Berta Russo Bar Stools December 02, 2017 13:14:38
Bar Stools - An old tradition: Bar stools are arguably as old as bars themselves. When someone thought of putting up a relatively tall, long table that would serve as a centerpiece for a public house, it would not have taken long to think up appropriate seating. The bar is often at elbow height of a standing man of average height, for the purposes of making things easier for the bartender who serves while standing, and also to draw attention in a room. Its height meant that conventional chairs would leave patrons at chest or chin-height in relation to the bar, which is no way to enjoy some food or drink. When bar counters served as focal points for food and drink as they did in the old days, one really needed one`s hands at the right height. The obvious solution was to go to the bar counter, order food or drink, then finish it off while standing up and leave afterwards. This was fine for the utilitarian purpose of public houses, but soon people started wanting to hang out for longer. In any case, taverns and pubs profited from having customers hang around for more than just a drink or two. Bar stools were invented to provide comfort and in turn generate revenue for the owners. The height meant that the countertop was in easy reach, and the narrowness meant one could seat a large number of people at the long counter. Since then, going to the pub to meet the locals and congregating at the bar for some drinking have become traditional pastimes. It would probably be unthinkable to imagine a world without the age-old practice of chilling out with the guys or gals for a drink after work while resting one`s feet.
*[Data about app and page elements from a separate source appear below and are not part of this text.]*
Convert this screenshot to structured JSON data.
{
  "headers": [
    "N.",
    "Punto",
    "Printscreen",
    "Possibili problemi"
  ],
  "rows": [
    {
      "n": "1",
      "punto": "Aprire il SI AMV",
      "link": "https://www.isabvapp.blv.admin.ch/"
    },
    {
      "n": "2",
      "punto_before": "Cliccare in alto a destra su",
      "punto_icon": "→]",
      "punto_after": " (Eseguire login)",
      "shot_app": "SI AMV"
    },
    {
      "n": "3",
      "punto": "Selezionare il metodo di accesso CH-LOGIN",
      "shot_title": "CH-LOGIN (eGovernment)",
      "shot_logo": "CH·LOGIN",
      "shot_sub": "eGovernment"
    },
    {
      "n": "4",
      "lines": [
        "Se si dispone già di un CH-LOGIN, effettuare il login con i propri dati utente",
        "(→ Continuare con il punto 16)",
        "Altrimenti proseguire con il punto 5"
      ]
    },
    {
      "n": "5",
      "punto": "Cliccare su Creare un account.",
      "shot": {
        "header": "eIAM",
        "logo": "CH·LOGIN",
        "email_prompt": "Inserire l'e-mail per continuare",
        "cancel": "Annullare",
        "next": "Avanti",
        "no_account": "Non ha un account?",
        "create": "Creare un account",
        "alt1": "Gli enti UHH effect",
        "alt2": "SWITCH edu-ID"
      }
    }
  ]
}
Most newer homes and apartments with a raised counter are built to accommodate 3 bar stools. As a general rule of thumb, allow 24" from the center of one seat to the center of the next seat. A 6 foot long counter can generally accommodate 3 stools. An 8 foot counter 4 bar stools. This obviously depends on the measurements of the particular stool in which you are interested. You can always buy an extra and use it for additional guests.
Most people require either a 26" or a 30" bar stool. If the counter you wish to furnish is 36" high you will need a 24 or 26 inch stool. Most standard kitchen counters are 35-37 inches high. If you have a standard slide-in cook top standard dishwasher or other standard size appliances that are level with your counter tops chances are you have a standard height counter top.
What all these stools have in common is that they are made of wood. Back in the times of wild west, metal was not as prevalent as it is today, and the cowboys had to make do with the materials that were more readily accessible, in particular wood. So the cowboys had to master the art of woodworking to create these stools. The other materials the cowboys had available were natural leathers, either coming from caught wild animals, but more commonly from the cows that were slaughtered for their meat.
Saddle Bar stools: A great new style that is becoming increasingly popular is the wooden saddle bar stool. These stools have a longer, rectangular seat, and the middle is lower than the ends. Many people feel that these stools are more comfortable than normal wooden stools.
There are two uses for bar stools in a typical American kitchens and game rooms: First is with 40-42 inches tall bar tops, and the corresponding comfortable sitting level of the bar counter stool is about 30-32 inches above ground. Second is with the counter tops, which have a typical height of three feet, or 36 inches, and a good sitting height with those is 24-25 inches. Likewise, the small dinette tables for nooks or game rooms are often somewhere between the bar top height and the counter top height. When you want to use your bar stool (or a counter height stool) in all of the above circumstances, then an adjustable height stool is a good choice. Not surprisingly, most adjustable stools will adjust between 24 and 30 inches in height.